What the Bible Says About Friends
By Tiffany Wismer
The subject of friendship has been on my mind lately, so I went to the Bible to find out what God says about friendship. What is true friendship? What does it look like to be a good friend, or to experience true friendship with another person? How should we treat our friends?
It has been my experience that true friendship is not always obvious – that is, people you thought were your friends may turn out to be disloyal, and those that you thought didn’t care much for you may turn out to be your closest allies. It is wise, therefore, to “try” a friendship to make sure it is true. As Shakespeare said via Polonius in Hamlet,
“Those friends thou hast, and their adoption tried, grapple them unto thy soul with hoops of steel. But do not dull thy palm with entertainment of each new-hatch’d, unfledg’d comrade.”

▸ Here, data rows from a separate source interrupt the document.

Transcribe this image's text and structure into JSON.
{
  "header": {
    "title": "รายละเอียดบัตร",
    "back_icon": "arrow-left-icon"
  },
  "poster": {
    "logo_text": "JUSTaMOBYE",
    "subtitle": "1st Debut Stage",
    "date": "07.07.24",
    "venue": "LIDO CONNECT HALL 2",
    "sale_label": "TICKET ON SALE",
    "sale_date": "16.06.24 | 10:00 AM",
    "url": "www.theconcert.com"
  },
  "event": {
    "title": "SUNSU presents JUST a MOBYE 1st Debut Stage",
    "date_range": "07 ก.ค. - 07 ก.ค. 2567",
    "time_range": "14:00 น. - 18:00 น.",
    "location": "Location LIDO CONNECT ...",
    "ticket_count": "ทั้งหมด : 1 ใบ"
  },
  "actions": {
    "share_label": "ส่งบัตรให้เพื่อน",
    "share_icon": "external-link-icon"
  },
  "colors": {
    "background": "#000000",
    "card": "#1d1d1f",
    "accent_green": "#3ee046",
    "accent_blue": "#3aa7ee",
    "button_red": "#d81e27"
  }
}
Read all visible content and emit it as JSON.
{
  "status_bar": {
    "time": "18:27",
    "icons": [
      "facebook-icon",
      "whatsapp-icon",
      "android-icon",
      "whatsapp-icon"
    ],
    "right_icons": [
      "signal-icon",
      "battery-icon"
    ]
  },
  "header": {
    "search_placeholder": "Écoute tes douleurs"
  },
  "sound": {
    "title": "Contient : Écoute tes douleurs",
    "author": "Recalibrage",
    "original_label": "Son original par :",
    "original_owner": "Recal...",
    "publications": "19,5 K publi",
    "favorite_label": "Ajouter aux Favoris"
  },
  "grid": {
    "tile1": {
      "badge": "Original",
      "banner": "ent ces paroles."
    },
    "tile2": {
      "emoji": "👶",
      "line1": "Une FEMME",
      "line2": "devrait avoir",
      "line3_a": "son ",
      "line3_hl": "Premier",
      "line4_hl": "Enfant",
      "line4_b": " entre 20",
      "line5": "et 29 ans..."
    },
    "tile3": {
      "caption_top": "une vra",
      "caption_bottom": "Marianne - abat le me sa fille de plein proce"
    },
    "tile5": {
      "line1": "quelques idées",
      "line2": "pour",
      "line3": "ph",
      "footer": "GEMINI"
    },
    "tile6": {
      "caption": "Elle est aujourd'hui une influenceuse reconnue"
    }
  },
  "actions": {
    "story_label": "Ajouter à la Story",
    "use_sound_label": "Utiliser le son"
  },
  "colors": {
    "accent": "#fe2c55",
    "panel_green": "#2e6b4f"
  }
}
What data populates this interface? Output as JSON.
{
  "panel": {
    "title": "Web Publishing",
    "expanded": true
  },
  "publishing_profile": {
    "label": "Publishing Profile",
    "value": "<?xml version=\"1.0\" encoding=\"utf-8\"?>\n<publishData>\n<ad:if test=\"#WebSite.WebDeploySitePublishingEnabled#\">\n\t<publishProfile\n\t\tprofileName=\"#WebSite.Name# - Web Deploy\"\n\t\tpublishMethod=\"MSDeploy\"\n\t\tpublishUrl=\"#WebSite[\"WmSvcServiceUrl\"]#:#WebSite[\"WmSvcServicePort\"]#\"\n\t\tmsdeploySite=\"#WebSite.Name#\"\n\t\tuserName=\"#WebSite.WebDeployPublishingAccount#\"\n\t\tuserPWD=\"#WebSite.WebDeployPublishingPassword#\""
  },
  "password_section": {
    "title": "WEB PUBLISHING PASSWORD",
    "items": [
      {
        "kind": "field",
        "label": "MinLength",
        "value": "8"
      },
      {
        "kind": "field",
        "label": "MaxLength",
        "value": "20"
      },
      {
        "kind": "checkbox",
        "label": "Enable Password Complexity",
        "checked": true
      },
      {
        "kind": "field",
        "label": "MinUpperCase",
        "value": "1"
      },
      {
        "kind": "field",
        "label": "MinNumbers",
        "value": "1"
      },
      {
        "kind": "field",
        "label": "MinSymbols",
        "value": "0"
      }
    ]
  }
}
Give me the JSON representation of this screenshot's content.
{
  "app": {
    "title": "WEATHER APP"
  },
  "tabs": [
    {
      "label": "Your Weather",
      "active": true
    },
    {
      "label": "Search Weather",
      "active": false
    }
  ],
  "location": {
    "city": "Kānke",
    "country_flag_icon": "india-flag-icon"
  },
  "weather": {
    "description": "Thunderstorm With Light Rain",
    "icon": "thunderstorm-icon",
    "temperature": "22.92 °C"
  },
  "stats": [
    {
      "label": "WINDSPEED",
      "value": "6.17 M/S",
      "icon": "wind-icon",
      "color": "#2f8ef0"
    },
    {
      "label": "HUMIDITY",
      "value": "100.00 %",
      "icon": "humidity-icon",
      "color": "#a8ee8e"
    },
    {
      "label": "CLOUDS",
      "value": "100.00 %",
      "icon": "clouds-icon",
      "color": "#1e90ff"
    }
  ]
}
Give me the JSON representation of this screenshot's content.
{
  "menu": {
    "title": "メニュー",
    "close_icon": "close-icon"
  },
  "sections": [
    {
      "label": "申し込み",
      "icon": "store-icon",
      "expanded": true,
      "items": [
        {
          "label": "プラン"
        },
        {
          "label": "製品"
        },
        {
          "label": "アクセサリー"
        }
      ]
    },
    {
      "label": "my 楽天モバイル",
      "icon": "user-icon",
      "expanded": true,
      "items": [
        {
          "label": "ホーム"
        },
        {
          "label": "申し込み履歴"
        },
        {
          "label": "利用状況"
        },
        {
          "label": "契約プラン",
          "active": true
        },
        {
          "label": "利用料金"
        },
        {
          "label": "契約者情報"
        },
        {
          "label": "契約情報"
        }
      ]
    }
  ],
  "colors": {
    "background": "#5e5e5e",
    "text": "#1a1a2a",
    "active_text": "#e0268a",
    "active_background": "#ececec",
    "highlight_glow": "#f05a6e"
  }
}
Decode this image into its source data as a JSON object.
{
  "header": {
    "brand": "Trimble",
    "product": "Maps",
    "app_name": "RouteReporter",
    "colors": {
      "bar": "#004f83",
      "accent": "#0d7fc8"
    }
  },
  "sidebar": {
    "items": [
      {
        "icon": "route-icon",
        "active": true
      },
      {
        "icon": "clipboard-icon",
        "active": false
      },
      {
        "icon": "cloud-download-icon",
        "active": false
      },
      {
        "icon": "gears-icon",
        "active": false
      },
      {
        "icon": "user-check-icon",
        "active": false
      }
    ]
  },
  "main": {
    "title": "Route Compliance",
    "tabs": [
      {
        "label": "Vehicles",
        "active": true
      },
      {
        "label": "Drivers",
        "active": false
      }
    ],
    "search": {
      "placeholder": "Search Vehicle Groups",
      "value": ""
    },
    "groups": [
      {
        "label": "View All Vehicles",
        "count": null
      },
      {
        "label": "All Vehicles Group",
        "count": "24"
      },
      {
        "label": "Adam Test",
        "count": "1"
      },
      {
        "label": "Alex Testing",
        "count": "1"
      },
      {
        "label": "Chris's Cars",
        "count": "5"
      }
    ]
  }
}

The Bible also gives a few warnings about friends. A friend who is as close as your own soul has the power to entice you to sin (Deut. 13:5-7). And a friend who turns against you is unbearable – much worse than an enemy (Psalm 55:12-14). And, when it comes to true friendship, the Bible implies that numbers do not always mean safety (Proverbs 18:23-24). Just because you have many friends, that does not mean that they are all faithful and true.
True Friendship: What Is It?
A true friendship is a very rare thing, but when it is proven, it is something to treasure and keep safe by all means possible. So, what are the hallmarks of a true friendship? How do you know when a friend really loves you? There are three verses I want to focus on to illuminate true friendship. The first one is from Proverbs:
“A friend loves at all times, and a brother is born for adversity.” (Proverbs 17:16-18)
I have a girlfriend who fits this description perfectly. She loves at all times. She has proven, again and again, that there is nothing I can say or do that will diminish her love for me. When I make mistakes, I can confess to her and be assured not only of her constant affection but also of her honesty. Though she never comdemns me, she will tell me the truth about my actions and encourage me to do what is right. Because of her good judgement and her tender heart, I trust her completely. She is a treasure – a true friend.
True Friendship: The Wounds of a Friend
The second verse that illuminates friendship is this one:
“Faithful are the wounds of a friend; profuse are the kisses of an enemy.” (Proverbs 27:5-7)
It is common for a true friendship to be marked by wounds. As we live life together, situations arise where true friendship must express itself by one friend wounding another, or being willing to sustain wounds. The true friend of an addict, for example, may endure his friend’s abuse in order to intervene on his friend’s behalf. We may also have to hurt a friend (or allow ourselves to be hurt) in order to do what is most loving and right for the other person. Years ago, a cherished friend of my father’s did something wrong, and my dad brought it to his attention. He still won’t talk to our whole family! And that hurts. Losing him is a true wound. But my dad would not have been a true friend if he had kept silent.
More recently, a friend of mine called me out about sin. It hurt my pride, and made me feel terrible. But he was right. And it made me recognize and appreciate my friend’s love for me. Because sometimes the hardest thing to do is stand back and let someone you care about be hurt by your words or actions. But in those circumstances where painful words or actions are necessary for your friend’s good, true friendship means being willing to wound and be wounded.
True Friendship: The Truest Friend
That brings us to the third verse about friendship:
“Greater love has no one than this, that someone lay down his life for his friends.” (John 15:12-14)
The greatest example of this is the action God takes in our lives. I will be honest: I have been angry with God about a few things lately. Frustration makes me lash out at Him and question Him. Just being honest. I recognize, however, God’s friendship in His willingness to put up with my frustration in order to do what is best for me. And I am humbled by his willingness to wound Himself, and His own son, for my good.
True friendship means laying down your very life, if necessary, for the good of a friend. This is the way God loves us. He gives us what is good for us, not what we want. Happily, there are times when the two coincide! But when they do not coincide, and when our foolish hearts long for what will ultimately make us miserable, God is willing to break our hearts to keep us from that ultimate misery. And remember: the heart of God is tender. When our hearts are broken, He feels it too. But He is willing to endure with us. And that is true friendship.